The Great West Orange History Flub
Copyright © 2012 by The Quincannon Publishing Group. All rights reserved.
Author Solves a 19th-Century Cold Case in
West Orange, New Jersey
On the cover is the
Caribbean Great House visited by the author in his travels which became the inspiration for one of the novel's locales.
In the spring of 1943, through his Edison family connections, West Orange resident Tony Del Plato gets a surprising assignment when Paramount Pictures decides to make one of its Popular Science movie shorts about inventor John Hays Hammond, Jr. Filming will take place not only at Hammond's grandiose castle-home in Gloucester, Massachusetts, but also aboard his yacht on a trip to the Caribbean. Tony's job: bodyguard to actress Marjorie Reynolds, who suggested the movie and will be featured in it.

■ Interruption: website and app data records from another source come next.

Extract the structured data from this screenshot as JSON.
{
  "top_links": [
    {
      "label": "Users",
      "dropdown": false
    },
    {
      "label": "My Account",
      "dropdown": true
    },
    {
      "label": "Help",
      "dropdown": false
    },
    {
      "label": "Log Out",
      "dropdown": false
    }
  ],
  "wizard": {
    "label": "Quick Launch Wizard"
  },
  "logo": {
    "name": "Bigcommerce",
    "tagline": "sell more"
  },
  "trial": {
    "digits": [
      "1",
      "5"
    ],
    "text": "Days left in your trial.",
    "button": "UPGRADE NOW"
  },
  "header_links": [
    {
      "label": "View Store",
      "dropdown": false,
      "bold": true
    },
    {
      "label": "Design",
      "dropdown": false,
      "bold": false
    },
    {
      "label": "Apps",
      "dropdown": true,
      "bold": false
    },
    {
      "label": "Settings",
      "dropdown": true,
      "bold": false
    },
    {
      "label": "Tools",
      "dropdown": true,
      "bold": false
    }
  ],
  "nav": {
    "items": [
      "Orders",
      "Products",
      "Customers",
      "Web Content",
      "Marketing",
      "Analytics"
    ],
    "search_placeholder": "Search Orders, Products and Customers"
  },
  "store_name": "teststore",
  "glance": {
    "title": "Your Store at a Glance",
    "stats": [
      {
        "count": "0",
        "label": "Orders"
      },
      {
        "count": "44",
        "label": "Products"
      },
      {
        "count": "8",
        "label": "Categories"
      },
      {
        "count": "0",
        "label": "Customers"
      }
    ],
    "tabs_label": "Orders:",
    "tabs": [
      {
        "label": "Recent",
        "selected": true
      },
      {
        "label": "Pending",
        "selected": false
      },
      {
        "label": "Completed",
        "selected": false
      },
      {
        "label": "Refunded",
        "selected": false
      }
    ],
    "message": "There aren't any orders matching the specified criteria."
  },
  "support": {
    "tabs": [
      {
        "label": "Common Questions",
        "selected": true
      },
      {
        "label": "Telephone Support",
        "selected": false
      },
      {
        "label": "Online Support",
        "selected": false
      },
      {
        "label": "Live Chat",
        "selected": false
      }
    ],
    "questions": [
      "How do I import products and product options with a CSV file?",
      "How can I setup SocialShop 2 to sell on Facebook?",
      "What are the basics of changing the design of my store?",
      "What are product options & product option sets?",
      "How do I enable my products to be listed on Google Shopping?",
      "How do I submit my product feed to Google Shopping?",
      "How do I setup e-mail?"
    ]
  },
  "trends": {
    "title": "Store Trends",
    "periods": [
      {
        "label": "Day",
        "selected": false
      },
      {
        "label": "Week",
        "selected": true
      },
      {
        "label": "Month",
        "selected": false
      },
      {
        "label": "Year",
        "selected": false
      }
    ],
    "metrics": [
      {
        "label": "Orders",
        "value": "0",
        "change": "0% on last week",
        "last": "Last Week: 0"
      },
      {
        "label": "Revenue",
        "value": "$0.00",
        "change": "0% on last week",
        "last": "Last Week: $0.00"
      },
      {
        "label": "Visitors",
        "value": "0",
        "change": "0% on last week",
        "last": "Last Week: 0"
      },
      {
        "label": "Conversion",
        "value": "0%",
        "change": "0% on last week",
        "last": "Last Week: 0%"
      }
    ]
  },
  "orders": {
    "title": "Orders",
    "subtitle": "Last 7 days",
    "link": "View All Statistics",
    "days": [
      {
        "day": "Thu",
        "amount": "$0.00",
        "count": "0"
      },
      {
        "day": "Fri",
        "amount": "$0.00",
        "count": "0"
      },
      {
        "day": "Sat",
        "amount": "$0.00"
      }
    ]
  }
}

Throughout the course of the novel, Tony reveals some of his mysterious background through a trio of stories about his tutoring by Thomas Edison, his solving of an actual West Orange cold case from the 1880's, and his association with notorious New Jersey gangster Abner "Longy" Zwillman. But those stories aside, filming on location also manages to embroil Tony and Marjorie in a Caribbean murder.